Sunday, November 27, 2011

Reaction: Jigsaw: Supporting Investigative Analysis through Interactive Visualization.

This is one of the few papers I have read which actually tackle the issue of growing data sets. New correlations will come into existence with larger data sets which may not be quite evident with the smaller ones - which were initially used as a basis to build a tool for visualization. Ensuring more control on the analyst's side certainly helps create new correlations and visualize new data sets but at the same time the scope for committing an error considerably increases. This comes with an added cost of time and the labor charges incurred. I am impressed with the authors aim to reduce this error margin by using a new tool called the Jigsaw. It is however interesting to note how many different types of correlations between data sets can Jigsaw actually unearth?

Another interesting point which I have noted about Jigsaw is the number of different views it supports to visualize the data. I did not find the List view to be of much use when there are many connections between entities and the page displays only a limited set at a time. By the time the user actually gets to a matching row in B from A, the original row in A can be hidden or the line connecting A and B goes absurd. The graph view is my favorite out of all the views. In particular, I liked its incremental approach of presenting a graph starting with a smaller network and increasing the level of detail in the graph depending on the users selection.

I found the scatter plot view to be a little confusing, given the coloring scheme and the spatial location of all the diamonds (reports) presented, however the density of similarity between two texts is best viewed in a scatter plot. I am also not very impressed with the text view, given that the paper was published in 2007, there are already existing tools which do a much better job in denoting similar entities with different colors for different range of frequencies.

I liked the scenario at the end of the paper especially because it describes how all the different views are used together.
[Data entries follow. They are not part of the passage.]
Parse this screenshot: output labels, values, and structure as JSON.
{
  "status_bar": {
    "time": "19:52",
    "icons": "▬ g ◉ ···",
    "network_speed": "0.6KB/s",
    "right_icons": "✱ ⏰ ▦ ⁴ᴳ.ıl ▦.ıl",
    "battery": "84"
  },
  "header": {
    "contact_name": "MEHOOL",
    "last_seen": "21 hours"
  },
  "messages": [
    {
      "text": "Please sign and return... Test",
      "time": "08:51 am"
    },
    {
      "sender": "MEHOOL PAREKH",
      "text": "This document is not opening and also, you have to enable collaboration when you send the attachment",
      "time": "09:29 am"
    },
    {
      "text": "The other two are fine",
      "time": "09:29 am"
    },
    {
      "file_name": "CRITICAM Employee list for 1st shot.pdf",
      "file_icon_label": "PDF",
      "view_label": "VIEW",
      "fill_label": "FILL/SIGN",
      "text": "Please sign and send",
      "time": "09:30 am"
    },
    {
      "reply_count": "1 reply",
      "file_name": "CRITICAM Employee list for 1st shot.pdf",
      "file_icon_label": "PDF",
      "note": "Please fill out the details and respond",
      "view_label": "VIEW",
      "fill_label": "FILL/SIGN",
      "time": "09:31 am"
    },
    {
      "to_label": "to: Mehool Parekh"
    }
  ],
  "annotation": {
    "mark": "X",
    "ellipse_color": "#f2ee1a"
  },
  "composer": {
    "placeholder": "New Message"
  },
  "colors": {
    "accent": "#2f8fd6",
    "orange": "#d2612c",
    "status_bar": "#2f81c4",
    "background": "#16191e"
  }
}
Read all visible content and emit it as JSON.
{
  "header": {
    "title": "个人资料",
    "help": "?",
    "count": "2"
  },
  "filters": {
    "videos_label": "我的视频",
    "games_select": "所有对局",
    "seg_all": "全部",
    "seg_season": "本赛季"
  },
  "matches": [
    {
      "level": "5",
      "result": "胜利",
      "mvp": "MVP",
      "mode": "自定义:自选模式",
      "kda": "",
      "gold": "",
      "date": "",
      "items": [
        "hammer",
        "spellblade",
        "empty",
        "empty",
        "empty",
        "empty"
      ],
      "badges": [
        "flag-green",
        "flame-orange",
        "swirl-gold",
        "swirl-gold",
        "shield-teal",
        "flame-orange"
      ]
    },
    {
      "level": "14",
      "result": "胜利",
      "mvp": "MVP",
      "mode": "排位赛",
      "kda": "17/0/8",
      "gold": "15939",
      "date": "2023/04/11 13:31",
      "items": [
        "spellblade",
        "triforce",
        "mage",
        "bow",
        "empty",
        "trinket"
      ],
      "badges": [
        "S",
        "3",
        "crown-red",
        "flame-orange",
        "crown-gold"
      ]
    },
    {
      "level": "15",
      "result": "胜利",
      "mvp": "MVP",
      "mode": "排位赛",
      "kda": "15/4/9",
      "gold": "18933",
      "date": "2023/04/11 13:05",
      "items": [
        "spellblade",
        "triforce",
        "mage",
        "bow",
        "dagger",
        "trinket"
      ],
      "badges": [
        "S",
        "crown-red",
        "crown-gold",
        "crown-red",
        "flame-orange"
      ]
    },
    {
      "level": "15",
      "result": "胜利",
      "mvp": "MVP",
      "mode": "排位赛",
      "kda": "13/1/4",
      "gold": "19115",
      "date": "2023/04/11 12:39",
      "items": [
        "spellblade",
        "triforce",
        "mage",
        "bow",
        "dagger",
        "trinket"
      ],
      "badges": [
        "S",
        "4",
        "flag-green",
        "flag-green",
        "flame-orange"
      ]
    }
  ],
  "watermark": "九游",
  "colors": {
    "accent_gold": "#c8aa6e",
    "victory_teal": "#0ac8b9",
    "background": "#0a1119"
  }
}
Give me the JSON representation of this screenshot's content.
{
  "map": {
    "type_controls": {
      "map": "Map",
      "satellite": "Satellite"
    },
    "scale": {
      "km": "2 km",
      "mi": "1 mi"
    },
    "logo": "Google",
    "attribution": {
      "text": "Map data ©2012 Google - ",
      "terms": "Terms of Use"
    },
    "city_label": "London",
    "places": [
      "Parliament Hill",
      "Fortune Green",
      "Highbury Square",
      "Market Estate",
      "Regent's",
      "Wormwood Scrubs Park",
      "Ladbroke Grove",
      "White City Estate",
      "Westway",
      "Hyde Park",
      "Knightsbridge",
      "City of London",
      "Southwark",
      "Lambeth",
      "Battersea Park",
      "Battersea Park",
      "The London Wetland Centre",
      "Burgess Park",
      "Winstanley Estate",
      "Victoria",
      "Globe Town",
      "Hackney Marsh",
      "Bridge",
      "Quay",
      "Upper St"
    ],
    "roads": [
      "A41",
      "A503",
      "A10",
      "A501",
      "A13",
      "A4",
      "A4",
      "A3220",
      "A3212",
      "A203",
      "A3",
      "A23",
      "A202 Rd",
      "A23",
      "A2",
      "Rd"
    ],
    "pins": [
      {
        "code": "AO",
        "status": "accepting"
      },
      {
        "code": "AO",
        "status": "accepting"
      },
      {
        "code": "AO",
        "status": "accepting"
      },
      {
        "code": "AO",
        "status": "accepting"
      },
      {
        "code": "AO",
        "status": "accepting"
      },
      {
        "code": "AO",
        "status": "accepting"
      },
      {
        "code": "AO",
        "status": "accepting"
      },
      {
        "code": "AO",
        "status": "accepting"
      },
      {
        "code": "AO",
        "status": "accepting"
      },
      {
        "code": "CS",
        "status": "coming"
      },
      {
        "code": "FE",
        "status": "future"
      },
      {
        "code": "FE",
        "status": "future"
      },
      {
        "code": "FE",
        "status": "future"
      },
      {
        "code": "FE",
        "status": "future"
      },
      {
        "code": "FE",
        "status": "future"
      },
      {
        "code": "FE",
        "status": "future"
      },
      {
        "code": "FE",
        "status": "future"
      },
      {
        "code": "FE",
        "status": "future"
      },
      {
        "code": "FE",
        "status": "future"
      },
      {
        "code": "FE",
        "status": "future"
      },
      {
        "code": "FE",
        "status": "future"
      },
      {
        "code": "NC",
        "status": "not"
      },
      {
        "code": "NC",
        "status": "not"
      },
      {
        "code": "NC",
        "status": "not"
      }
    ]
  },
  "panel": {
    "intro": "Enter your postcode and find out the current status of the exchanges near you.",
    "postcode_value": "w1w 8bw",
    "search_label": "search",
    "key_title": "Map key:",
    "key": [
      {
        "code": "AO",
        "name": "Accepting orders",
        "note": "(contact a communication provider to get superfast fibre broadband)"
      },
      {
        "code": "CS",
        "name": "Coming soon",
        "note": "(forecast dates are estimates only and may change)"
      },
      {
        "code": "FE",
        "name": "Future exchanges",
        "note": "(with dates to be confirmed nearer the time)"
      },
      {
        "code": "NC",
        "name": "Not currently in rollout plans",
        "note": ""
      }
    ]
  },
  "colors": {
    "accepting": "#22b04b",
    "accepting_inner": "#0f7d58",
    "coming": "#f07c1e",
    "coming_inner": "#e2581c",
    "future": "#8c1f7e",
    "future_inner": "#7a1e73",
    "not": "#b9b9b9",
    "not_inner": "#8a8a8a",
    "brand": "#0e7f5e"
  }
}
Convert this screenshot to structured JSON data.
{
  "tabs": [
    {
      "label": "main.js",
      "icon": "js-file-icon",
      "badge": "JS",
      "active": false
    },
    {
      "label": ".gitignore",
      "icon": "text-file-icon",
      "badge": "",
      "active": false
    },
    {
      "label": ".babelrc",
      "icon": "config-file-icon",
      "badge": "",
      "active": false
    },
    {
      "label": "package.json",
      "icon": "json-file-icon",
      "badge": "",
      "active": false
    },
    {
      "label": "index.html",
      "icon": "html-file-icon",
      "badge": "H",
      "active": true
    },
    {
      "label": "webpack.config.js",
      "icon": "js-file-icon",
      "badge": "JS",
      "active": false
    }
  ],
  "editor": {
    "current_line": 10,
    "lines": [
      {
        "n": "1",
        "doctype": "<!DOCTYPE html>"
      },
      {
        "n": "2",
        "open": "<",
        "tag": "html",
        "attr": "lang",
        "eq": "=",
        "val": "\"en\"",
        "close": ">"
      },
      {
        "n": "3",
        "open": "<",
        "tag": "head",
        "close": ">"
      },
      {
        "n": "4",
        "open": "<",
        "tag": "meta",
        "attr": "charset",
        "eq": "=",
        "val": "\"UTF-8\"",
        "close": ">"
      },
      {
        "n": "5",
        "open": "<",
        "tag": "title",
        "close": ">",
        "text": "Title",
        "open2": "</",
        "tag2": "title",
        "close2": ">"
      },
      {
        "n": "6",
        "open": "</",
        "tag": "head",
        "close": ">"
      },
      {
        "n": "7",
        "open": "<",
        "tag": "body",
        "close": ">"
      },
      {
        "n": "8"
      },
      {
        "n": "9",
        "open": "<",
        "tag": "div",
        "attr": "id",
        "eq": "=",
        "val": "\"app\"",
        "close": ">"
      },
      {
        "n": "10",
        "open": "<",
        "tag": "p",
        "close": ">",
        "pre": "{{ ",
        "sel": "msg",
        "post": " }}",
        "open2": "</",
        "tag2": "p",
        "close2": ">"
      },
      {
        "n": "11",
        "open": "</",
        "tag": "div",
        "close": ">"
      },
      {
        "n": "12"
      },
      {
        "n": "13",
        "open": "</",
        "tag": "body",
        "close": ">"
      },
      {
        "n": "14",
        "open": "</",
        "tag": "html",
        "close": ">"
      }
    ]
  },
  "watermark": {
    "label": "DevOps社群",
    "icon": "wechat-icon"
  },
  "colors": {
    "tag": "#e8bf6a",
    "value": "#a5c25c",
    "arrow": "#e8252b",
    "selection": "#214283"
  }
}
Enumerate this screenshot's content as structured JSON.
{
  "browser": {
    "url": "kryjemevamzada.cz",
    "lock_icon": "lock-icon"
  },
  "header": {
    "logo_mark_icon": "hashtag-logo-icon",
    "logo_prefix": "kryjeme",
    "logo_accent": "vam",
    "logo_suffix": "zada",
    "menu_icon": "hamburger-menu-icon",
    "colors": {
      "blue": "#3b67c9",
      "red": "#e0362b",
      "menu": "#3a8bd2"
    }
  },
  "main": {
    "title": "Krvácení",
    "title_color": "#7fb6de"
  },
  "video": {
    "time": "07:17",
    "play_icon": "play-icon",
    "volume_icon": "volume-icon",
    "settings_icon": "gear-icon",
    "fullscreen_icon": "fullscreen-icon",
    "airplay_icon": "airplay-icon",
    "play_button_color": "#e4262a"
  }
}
Another impressive aspect about Jigsaw is how the user actions from one view are propagated to another view thus saving considerable time and effort of the analyst. Overall, I felt the tool is in its very early stages of development and it would be interesting to see how the entities actually relate to each other when dealing with big data sets. I liked the paper because of the authors simplicity in presenting the material and the functioning of the tool is presented with screen shots of the outputs based on a sample scenario which definitely helped me understand the material much faster.